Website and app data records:

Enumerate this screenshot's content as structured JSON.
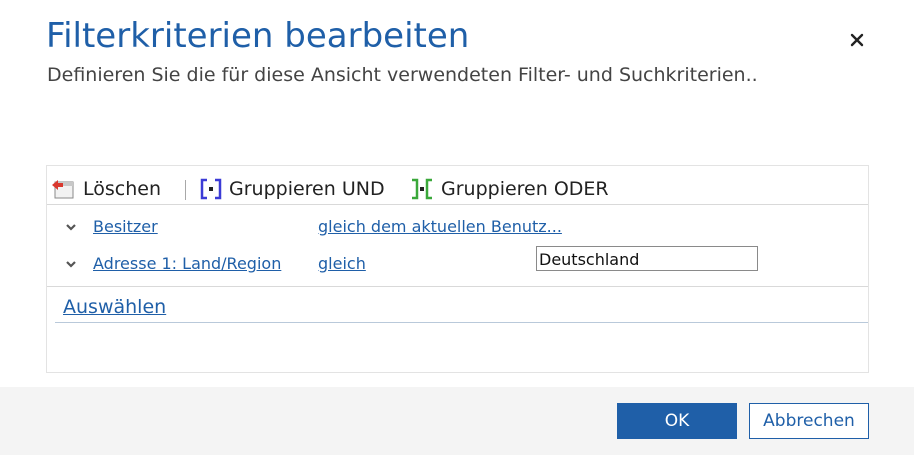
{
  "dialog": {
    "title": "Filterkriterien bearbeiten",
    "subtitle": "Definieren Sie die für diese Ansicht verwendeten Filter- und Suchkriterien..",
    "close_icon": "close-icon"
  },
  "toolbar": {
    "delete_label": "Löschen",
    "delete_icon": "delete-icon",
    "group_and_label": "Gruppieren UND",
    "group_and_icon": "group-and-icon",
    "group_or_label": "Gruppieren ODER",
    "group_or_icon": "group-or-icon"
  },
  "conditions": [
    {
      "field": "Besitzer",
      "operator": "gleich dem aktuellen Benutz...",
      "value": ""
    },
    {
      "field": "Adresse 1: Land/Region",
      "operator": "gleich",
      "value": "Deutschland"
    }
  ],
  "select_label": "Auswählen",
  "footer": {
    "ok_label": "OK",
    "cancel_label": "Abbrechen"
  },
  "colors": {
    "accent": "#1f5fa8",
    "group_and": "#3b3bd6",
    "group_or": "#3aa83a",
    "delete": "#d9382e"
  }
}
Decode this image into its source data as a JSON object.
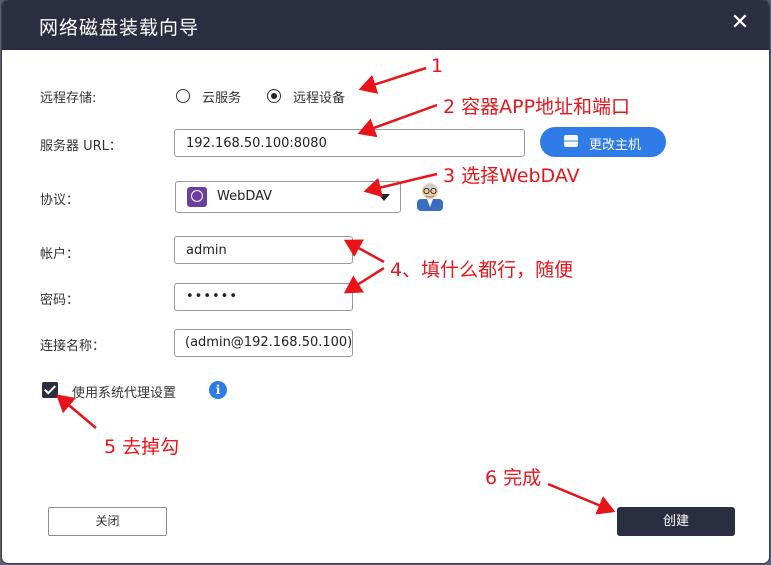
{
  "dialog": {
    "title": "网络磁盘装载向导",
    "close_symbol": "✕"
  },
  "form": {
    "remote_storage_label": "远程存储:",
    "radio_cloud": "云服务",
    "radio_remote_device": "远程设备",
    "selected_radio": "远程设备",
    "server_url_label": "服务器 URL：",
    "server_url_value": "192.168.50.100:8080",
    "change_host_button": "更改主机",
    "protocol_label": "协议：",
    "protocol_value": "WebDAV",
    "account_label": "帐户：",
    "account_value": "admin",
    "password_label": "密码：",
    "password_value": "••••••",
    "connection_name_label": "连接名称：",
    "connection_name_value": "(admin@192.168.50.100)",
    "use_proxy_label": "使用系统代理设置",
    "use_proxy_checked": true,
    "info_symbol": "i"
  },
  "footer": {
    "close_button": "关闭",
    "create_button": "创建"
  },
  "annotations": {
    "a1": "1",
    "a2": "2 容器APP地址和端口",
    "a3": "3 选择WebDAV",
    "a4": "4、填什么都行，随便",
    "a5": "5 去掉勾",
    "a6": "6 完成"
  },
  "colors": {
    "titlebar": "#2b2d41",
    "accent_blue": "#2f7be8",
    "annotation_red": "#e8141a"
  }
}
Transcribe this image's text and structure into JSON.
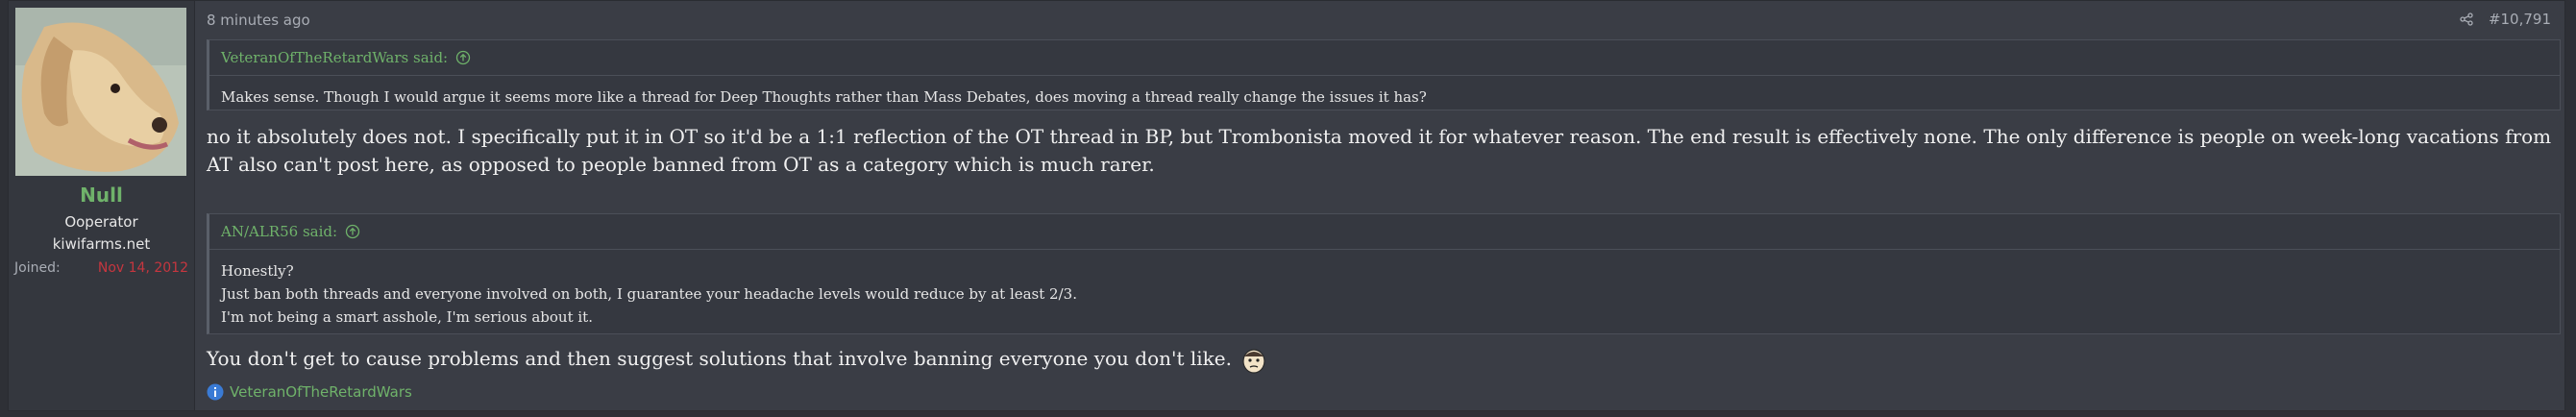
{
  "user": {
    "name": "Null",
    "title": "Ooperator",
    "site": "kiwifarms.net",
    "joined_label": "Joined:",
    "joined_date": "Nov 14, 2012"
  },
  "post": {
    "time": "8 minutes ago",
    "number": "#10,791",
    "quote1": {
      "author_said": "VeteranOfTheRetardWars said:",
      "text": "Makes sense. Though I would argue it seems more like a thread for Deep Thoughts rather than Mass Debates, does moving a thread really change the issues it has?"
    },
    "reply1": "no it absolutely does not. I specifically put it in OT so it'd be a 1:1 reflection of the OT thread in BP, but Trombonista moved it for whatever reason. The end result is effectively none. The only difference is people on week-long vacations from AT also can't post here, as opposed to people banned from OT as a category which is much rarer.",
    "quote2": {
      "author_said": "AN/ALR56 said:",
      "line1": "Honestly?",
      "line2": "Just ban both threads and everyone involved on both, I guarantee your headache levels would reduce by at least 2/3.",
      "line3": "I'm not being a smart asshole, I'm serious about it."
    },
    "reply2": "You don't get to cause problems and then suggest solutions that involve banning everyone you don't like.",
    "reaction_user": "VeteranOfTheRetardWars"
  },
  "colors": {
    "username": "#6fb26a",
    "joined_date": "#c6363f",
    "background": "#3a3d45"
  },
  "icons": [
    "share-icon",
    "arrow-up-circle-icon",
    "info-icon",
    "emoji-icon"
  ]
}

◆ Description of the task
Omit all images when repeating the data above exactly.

◆ Answer to this exercise
Enumerate this screenshot's content as structured JSON.
{
  "dialog": {
    "title": "Filterkriterien bearbeiten",
    "subtitle": "Definieren Sie die für diese Ansicht verwendeten Filter- und Suchkriterien..",
    "close_icon": "close-icon"
  },
  "toolbar": {
    "delete_label": "Löschen",
    "delete_icon": "delete-icon",
    "group_and_label": "Gruppieren UND",
    "group_and_icon": "group-and-icon",
    "group_or_label": "Gruppieren ODER",
    "group_or_icon": "group-or-icon"
  },
  "conditions": [
    {
      "field": "Besitzer",
      "operator": "gleich dem aktuellen Benutz...",
      "value": ""
    },
    {
      "field": "Adresse 1: Land/Region",
      "operator": "gleich",
      "value": "Deutschland"
    }
  ],
  "select_label": "Auswählen",
  "footer": {
    "ok_label": "OK",
    "cancel_label": "Abbrechen"
  },
  "colors": {
    "accent": "#1f5fa8",
    "group_and": "#3b3bd6",
    "group_or": "#3aa83a",
    "delete": "#d9382e"
  }
}
Decode this image into its source data as a JSON object.
{
  "dialog": {
    "title": "网络磁盘装载向导",
    "close_symbol": "✕"
  },
  "form": {
    "remote_storage_label": "远程存储:",
    "radio_cloud": "云服务",
    "radio_remote_device": "远程设备",
    "selected_radio": "远程设备",
    "server_url_label": "服务器 URL：",
    "server_url_value": "192.168.50.100:8080",
    "change_host_button": "更改主机",
    "protocol_label": "协议：",
    "protocol_value": "WebDAV",
    "account_label": "帐户：",
    "account_value": "admin",
    "password_label": "密码：",
    "password_value": "••••••",
    "connection_name_label": "连接名称：",
    "connection_name_value": "(admin@192.168.50.100)",
    "use_proxy_label": "使用系统代理设置",
    "use_proxy_checked": true,
    "info_symbol": "i"
  },
  "footer": {
    "close_button": "关闭",
    "create_button": "创建"
  },
  "annotations": {
    "a1": "1",
    "a2": "2 容器APP地址和端口",
    "a3": "3 选择WebDAV",
    "a4": "4、填什么都行，随便",
    "a5": "5 去掉勾",
    "a6": "6 完成"
  },
  "colors": {
    "titlebar": "#2b2d41",
    "accent_blue": "#2f7be8",
    "annotation_red": "#e8141a"
  }
}
Transcribe this image's text and structure into JSON.
{
  "user": {
    "name": "Null",
    "title": "Ooperator",
    "site": "kiwifarms.net",
    "joined_label": "Joined:",
    "joined_date": "Nov 14, 2012"
  },
  "post": {
    "time": "8 minutes ago",
    "number": "#10,791",
    "quote1": {
      "author_said": "VeteranOfTheRetardWars said:",
      "text": "Makes sense. Though I would argue it seems more like a thread for Deep Thoughts rather than Mass Debates, does moving a thread really change the issues it has?"
    },
    "reply1": "no it absolutely does not. I specifically put it in OT so it'd be a 1:1 reflection of the OT thread in BP, but Trombonista moved it for whatever reason. The end result is effectively none. The only difference is people on week-long vacations from AT also can't post here, as opposed to people banned from OT as a category which is much rarer.",
    "quote2": {
      "author_said": "AN/ALR56 said:",
      "line1": "Honestly?",
      "line2": "Just ban both threads and everyone involved on both, I guarantee your headache levels would reduce by at least 2/3.",
      "line3": "I'm not being a smart asshole, I'm serious about it."
    },
    "reply2": "You don't get to cause problems and then suggest solutions that involve banning everyone you don't like.",
    "reaction_user": "VeteranOfTheRetardWars"
  },
  "colors": {
    "username": "#6fb26a",
    "joined_date": "#c6363f",
    "background": "#3a3d45"
  },
  "icons": [
    "share-icon",
    "arrow-up-circle-icon",
    "info-icon",
    "emoji-icon"
  ]
}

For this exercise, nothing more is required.